### DATA SUPPLIED
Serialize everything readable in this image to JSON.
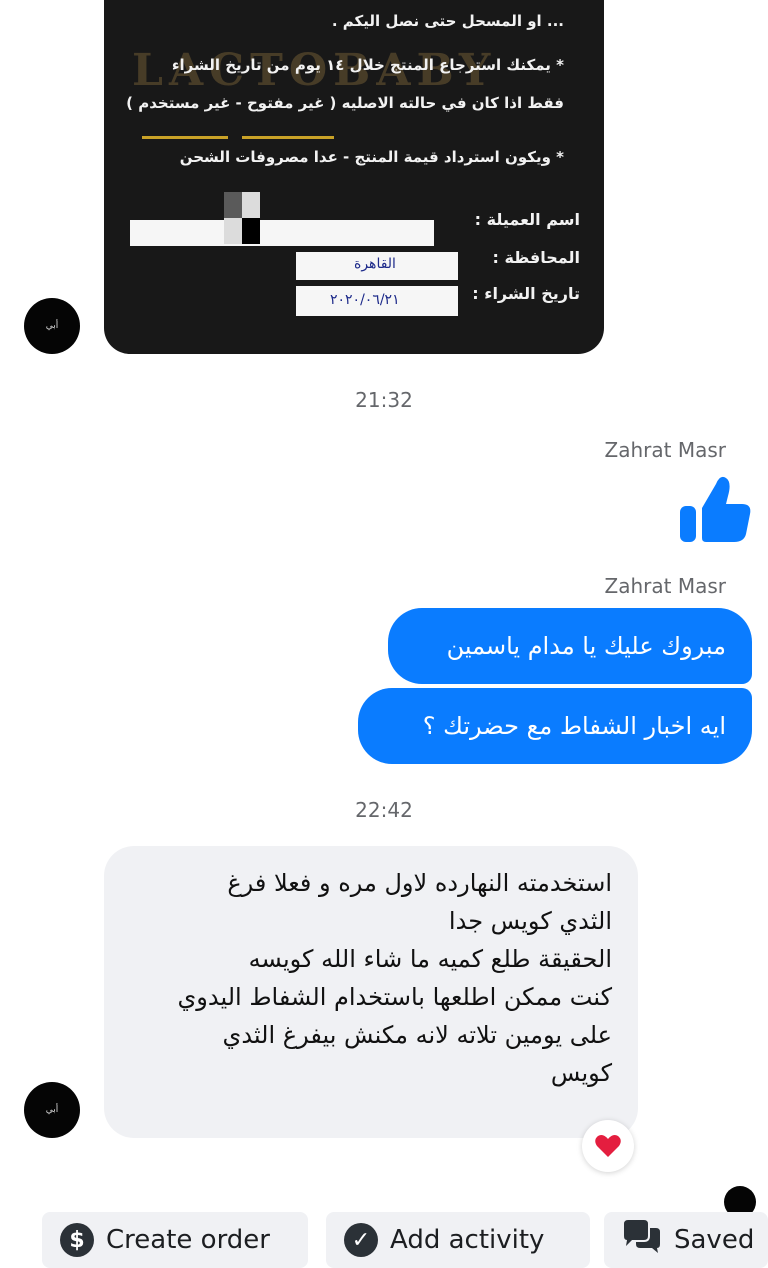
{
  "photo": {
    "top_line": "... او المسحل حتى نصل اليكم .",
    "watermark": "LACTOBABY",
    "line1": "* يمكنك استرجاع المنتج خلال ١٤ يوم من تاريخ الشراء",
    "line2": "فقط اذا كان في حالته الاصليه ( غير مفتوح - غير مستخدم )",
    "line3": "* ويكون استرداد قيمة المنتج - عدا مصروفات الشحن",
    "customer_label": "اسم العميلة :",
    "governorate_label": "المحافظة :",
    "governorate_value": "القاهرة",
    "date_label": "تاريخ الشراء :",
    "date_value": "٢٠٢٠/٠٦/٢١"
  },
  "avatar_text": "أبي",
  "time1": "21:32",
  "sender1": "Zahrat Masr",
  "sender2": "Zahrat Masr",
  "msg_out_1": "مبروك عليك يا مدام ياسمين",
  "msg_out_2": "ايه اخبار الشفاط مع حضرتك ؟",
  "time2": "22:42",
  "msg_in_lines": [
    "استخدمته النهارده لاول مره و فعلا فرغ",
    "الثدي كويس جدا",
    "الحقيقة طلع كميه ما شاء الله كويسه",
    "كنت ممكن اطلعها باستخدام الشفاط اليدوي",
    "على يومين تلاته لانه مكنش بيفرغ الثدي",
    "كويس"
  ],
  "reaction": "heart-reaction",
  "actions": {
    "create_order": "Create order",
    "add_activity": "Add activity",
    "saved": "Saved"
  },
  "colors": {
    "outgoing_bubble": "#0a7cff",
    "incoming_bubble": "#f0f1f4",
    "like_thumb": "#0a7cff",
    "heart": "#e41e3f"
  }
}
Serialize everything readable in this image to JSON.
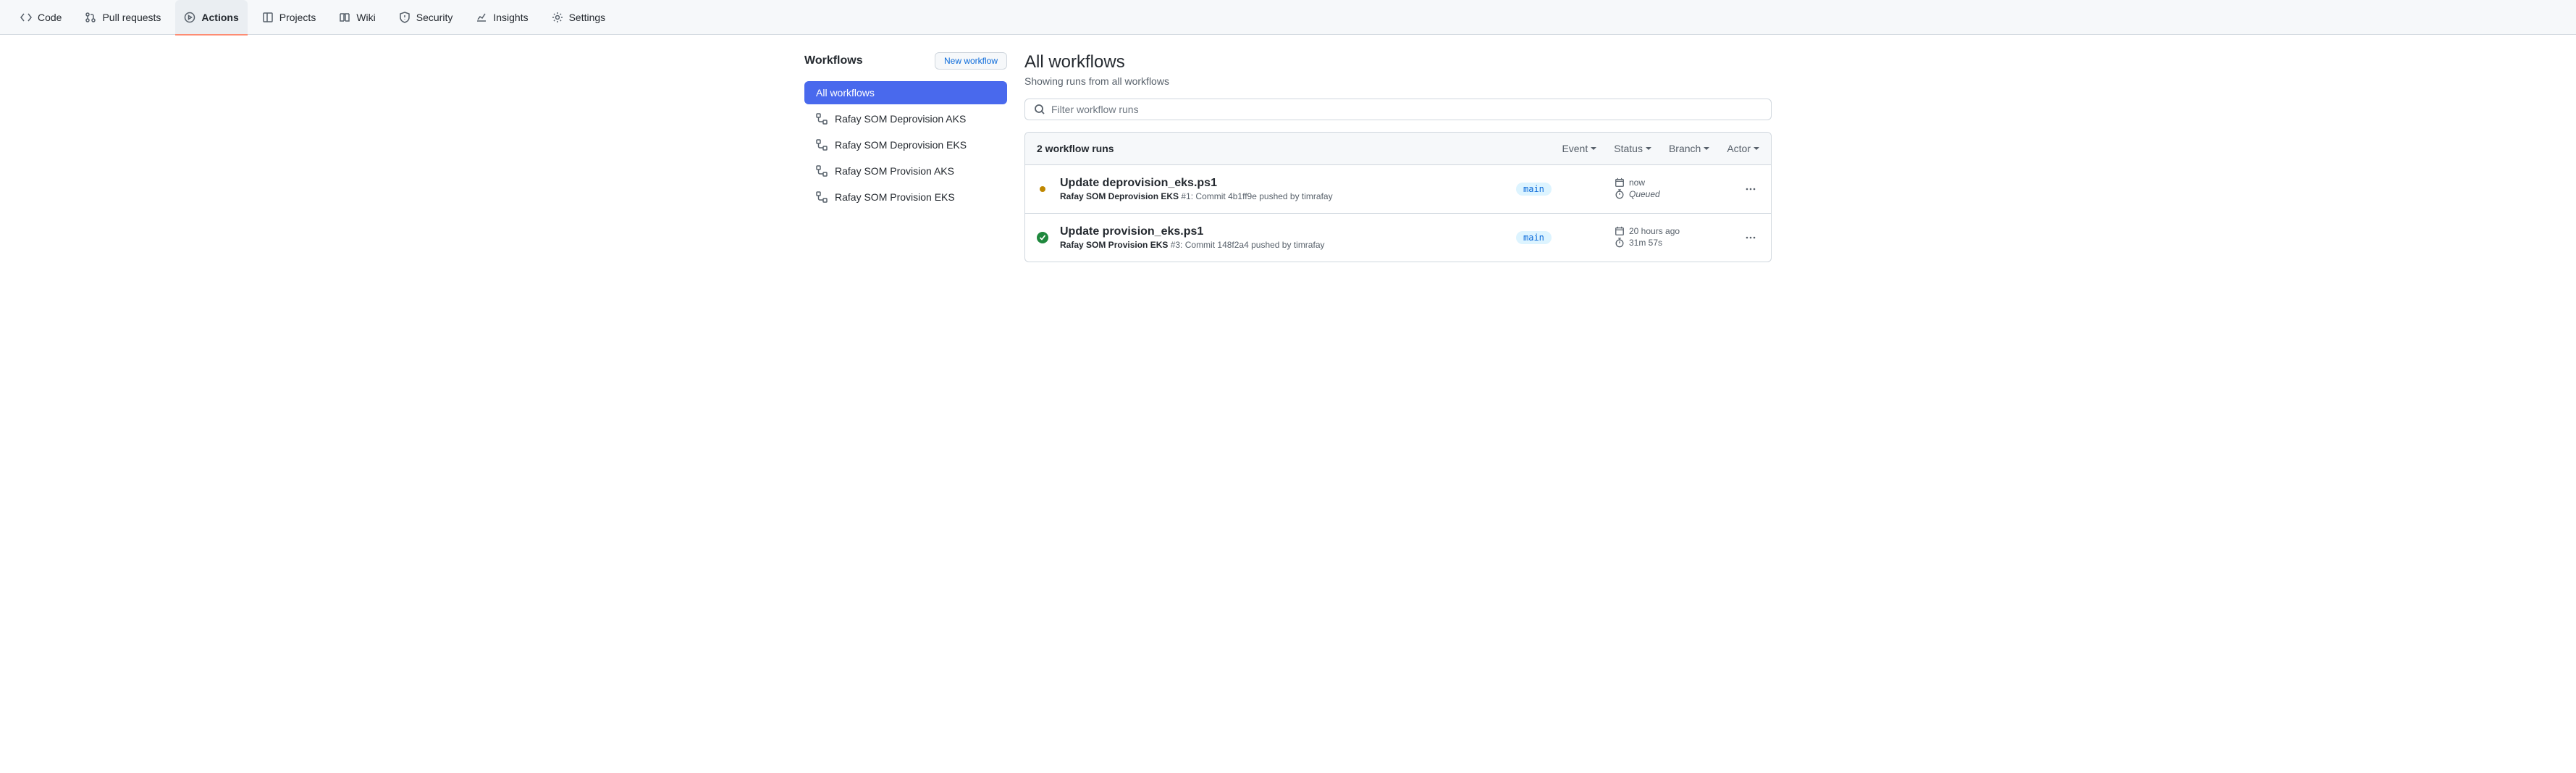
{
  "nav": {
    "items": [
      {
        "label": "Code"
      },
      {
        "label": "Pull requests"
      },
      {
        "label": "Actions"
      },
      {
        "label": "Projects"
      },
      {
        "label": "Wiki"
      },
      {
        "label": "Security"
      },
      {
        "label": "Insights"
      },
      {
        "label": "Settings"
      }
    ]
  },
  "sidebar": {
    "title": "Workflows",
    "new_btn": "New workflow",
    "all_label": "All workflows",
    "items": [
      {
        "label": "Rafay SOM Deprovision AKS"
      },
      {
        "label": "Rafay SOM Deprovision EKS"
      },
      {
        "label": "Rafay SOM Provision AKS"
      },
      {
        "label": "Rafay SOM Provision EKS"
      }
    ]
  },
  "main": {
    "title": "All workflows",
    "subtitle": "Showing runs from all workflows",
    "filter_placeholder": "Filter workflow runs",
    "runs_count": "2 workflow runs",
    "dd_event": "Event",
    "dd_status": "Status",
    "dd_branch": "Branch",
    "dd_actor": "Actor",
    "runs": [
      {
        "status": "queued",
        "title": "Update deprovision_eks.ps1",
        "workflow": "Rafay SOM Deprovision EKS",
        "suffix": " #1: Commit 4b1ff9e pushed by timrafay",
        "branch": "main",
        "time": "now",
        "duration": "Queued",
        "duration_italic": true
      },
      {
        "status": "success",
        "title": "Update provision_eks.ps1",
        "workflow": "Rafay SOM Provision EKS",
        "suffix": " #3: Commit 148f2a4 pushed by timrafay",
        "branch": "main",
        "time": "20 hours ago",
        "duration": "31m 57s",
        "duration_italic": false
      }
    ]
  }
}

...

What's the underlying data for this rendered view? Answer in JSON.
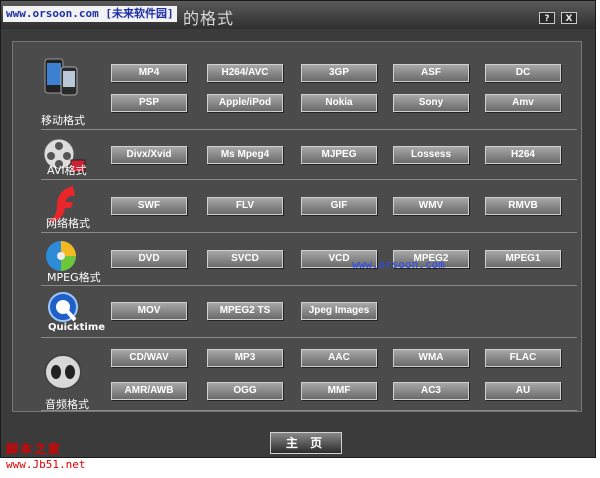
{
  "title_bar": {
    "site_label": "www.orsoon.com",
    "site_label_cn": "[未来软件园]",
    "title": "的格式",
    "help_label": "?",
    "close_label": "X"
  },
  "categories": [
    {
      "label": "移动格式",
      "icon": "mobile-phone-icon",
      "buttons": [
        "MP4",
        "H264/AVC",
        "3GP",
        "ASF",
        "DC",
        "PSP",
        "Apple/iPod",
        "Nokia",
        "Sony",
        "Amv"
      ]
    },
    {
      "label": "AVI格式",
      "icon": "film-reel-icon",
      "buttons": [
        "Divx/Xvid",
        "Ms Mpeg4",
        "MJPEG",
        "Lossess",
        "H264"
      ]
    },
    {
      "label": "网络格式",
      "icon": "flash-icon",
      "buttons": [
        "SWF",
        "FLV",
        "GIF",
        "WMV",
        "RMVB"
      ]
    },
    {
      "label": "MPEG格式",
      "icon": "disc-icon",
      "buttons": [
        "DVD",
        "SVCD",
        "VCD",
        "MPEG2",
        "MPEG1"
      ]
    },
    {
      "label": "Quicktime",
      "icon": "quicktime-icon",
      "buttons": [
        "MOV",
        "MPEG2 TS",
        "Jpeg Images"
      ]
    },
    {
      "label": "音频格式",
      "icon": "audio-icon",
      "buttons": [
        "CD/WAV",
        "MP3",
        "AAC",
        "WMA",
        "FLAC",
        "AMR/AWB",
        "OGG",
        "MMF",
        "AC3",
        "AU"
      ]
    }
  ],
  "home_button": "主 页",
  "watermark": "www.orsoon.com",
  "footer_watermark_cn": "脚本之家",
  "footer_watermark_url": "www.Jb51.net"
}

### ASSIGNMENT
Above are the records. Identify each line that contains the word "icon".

### RESPONSE BELOW
      "icon": "mobile-phone-icon",
      "icon": "film-reel-icon",
      "icon": "flash-icon",
      "icon": "disc-icon",
      "icon": "quicktime-icon",
      "icon": "audio-icon",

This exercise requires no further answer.